By comparison, more than 60 percent of children with cancer participate in clinical trials. Most children with cancer are treated in specialized oncology centers where trial participation is the norm, the organization said.

The majority of patients who took part in the adult survey said the most important reason to participate in a clinical trial was hope for a better chance at survival, for themselves and others. Improved quality of life was another significant consideration.

To increase participation, the report’s authors said, communication about clinical trials needs to be improved, the process explained better, and outreach to patients stepped up.

Wednesday’s announcement is part of a campaign spearheaded by the Obama administration to speed up progress in cancer research. President Obama put Vice President Biden, who lost his 46-year-old son, Beau, to brain cancer last year, in charge of the “Moonshot” effort.

Success will require more patients’ taking part in drug research, participants in Wednesday’s event said.

“I am alive today because of clinical trials,” said Ide Mills, 59, a stage 4 lung cancer patient who lives in Maplewood, N.J.

Mills was diagnosed five years ago and participated in a clinical trial.

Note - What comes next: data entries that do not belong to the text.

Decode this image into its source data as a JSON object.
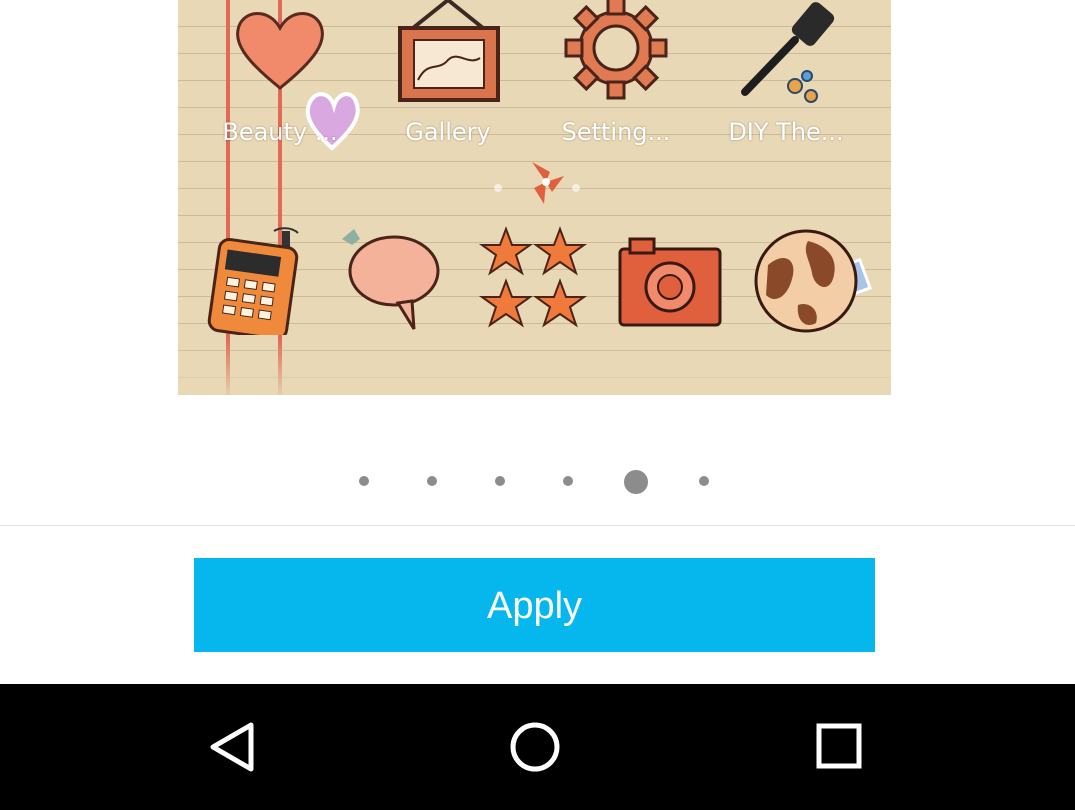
{
  "preview": {
    "top_apps": [
      {
        "label": "Beauty ...",
        "icon": "heart-icon"
      },
      {
        "label": "Gallery",
        "icon": "picture-frame-icon"
      },
      {
        "label": "Setting...",
        "icon": "gear-icon"
      },
      {
        "label": "DIY The...",
        "icon": "paintbrush-icon"
      }
    ],
    "dock": [
      {
        "icon": "phone-icon"
      },
      {
        "icon": "speech-bubble-icon"
      },
      {
        "icon": "stars-icon"
      },
      {
        "icon": "camera-icon"
      },
      {
        "icon": "globe-icon"
      }
    ]
  },
  "pager": {
    "count": 6,
    "active_index": 4
  },
  "apply_button": {
    "label": "Apply",
    "color": "#06b7ee"
  },
  "navbar": {
    "back": "back-icon",
    "home": "home-icon",
    "recents": "recents-icon"
  }
}
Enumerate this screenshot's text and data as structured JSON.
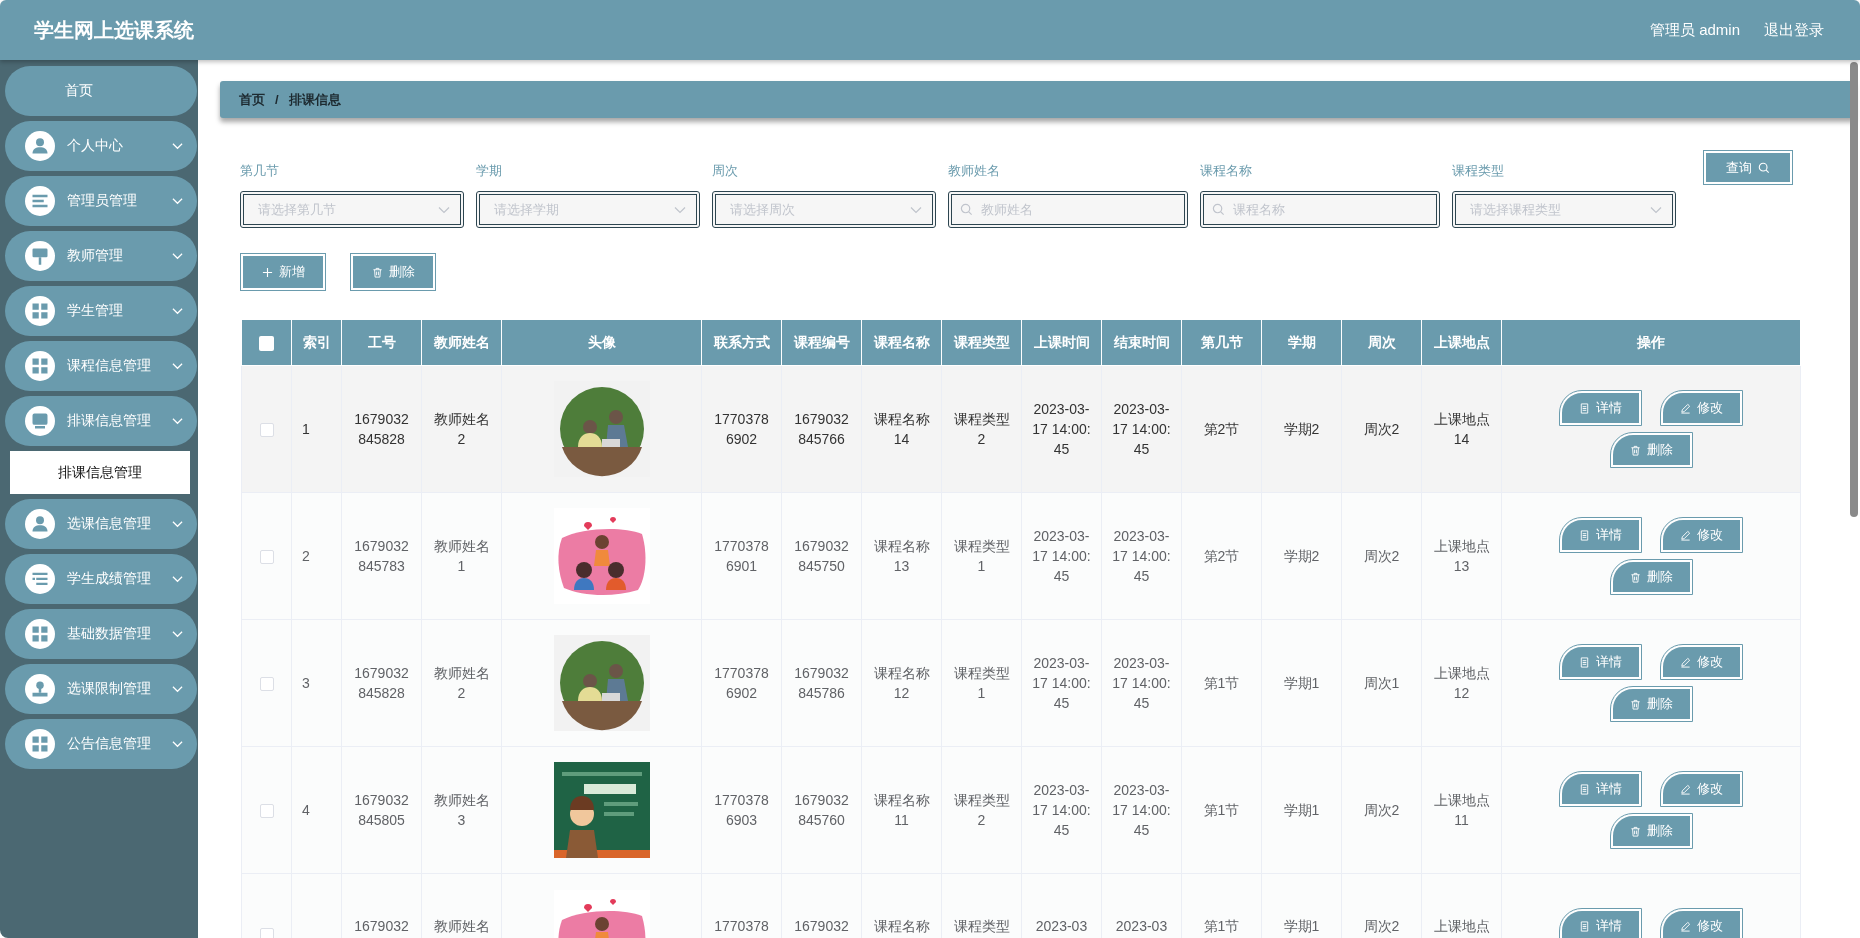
{
  "header": {
    "title": "学生网上选课系统",
    "user": "管理员 admin",
    "logout": "退出登录"
  },
  "sidebar": {
    "items": [
      {
        "kind": "link",
        "label": "首页"
      },
      {
        "kind": "menu",
        "label": "个人中心"
      },
      {
        "kind": "menu",
        "label": "管理员管理"
      },
      {
        "kind": "menu",
        "label": "教师管理"
      },
      {
        "kind": "menu",
        "label": "学生管理"
      },
      {
        "kind": "menu",
        "label": "课程信息管理"
      },
      {
        "kind": "menu",
        "label": "排课信息管理",
        "expanded": true,
        "children": [
          {
            "label": "排课信息管理",
            "selected": true
          }
        ]
      },
      {
        "kind": "menu",
        "label": "选课信息管理"
      },
      {
        "kind": "menu",
        "label": "学生成绩管理"
      },
      {
        "kind": "menu",
        "label": "基础数据管理"
      },
      {
        "kind": "menu",
        "label": "选课限制管理"
      },
      {
        "kind": "menu",
        "label": "公告信息管理"
      }
    ]
  },
  "breadcrumb": {
    "items": [
      "首页",
      "排课信息"
    ],
    "separator": "/"
  },
  "filters": [
    {
      "kind": "select",
      "label": "第几节",
      "placeholder": "请选择第几节"
    },
    {
      "kind": "select",
      "label": "学期",
      "placeholder": "请选择学期"
    },
    {
      "kind": "select",
      "label": "周次",
      "placeholder": "请选择周次"
    },
    {
      "kind": "search",
      "label": "教师姓名",
      "placeholder": "教师姓名"
    },
    {
      "kind": "search",
      "label": "课程名称",
      "placeholder": "课程名称"
    },
    {
      "kind": "select",
      "label": "课程类型",
      "placeholder": "请选择课程类型"
    }
  ],
  "query_button": "查询",
  "toolbar": [
    {
      "kind": "add",
      "label": "新增"
    },
    {
      "kind": "delete",
      "label": "删除"
    }
  ],
  "table": {
    "all_checked": false,
    "columns": [
      "索引",
      "工号",
      "教师姓名",
      "头像",
      "联系方式",
      "课程编号",
      "课程名称",
      "课程类型",
      "上课时间",
      "结束时间",
      "第几节",
      "学期",
      "周次",
      "上课地点",
      "操作"
    ],
    "rows": [
      {
        "checked": false,
        "index": "1",
        "staff_no": "1679032845828",
        "teacher": "教师姓名2",
        "phone": "17703786902",
        "course_no": "1679032845766",
        "course_name": "课程名称14",
        "course_type": "课程类型2",
        "start": "2023-03-17 14:00:45",
        "end": "2023-03-17 14:00:45",
        "period": "第2节",
        "term": "学期2",
        "week": "周次2",
        "location": "上课地点14",
        "actions": [
          {
            "kind": "detail",
            "label": "详情"
          },
          {
            "kind": "edit",
            "label": "修改"
          },
          {
            "kind": "delete",
            "label": "删除"
          }
        ]
      },
      {
        "checked": false,
        "index": "2",
        "staff_no": "1679032845783",
        "teacher": "教师姓名1",
        "phone": "17703786901",
        "course_no": "1679032845750",
        "course_name": "课程名称13",
        "course_type": "课程类型1",
        "start": "2023-03-17 14:00:45",
        "end": "2023-03-17 14:00:45",
        "period": "第2节",
        "term": "学期2",
        "week": "周次2",
        "location": "上课地点13",
        "actions": [
          {
            "kind": "detail",
            "label": "详情"
          },
          {
            "kind": "edit",
            "label": "修改"
          },
          {
            "kind": "delete",
            "label": "删除"
          }
        ]
      },
      {
        "checked": false,
        "index": "3",
        "staff_no": "1679032845828",
        "teacher": "教师姓名2",
        "phone": "17703786902",
        "course_no": "1679032845786",
        "course_name": "课程名称12",
        "course_type": "课程类型1",
        "start": "2023-03-17 14:00:45",
        "end": "2023-03-17 14:00:45",
        "period": "第1节",
        "term": "学期1",
        "week": "周次1",
        "location": "上课地点12",
        "actions": [
          {
            "kind": "detail",
            "label": "详情"
          },
          {
            "kind": "edit",
            "label": "修改"
          },
          {
            "kind": "delete",
            "label": "删除"
          }
        ]
      },
      {
        "checked": false,
        "index": "4",
        "staff_no": "1679032845805",
        "teacher": "教师姓名3",
        "phone": "17703786903",
        "course_no": "1679032845760",
        "course_name": "课程名称11",
        "course_type": "课程类型2",
        "start": "2023-03-17 14:00:45",
        "end": "2023-03-17 14:00:45",
        "period": "第1节",
        "term": "学期1",
        "week": "周次2",
        "location": "上课地点11",
        "actions": [
          {
            "kind": "detail",
            "label": "详情"
          },
          {
            "kind": "edit",
            "label": "修改"
          },
          {
            "kind": "delete",
            "label": "删除"
          }
        ]
      },
      {
        "checked": false,
        "staff_no": "1679032",
        "teacher": "教师姓名",
        "phone": "1770378",
        "course_no": "1679032",
        "course_name": "课程名称",
        "course_type": "课程类型",
        "start": "2023-03",
        "end": "2023-03",
        "period": "第1节",
        "term": "学期1",
        "week": "周次2",
        "location": "上课地点",
        "actions": [
          {
            "kind": "detail",
            "label": "详情"
          },
          {
            "kind": "edit",
            "label": "修改"
          }
        ]
      }
    ]
  }
}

She said that her current medication would not be available had it not been for other patients’ participation in earlier trials.

“The number one problem in clinical trials is enrollment,” said Gerald Messerschmidt, director of the Clinical Research Center of Lankenau Institute for Medical Research.

One in four cancer research trials fails to enroll enough participants and is ended without results, said Aimee Tysarczyk, a spokeswoman for the Cancer Support Community.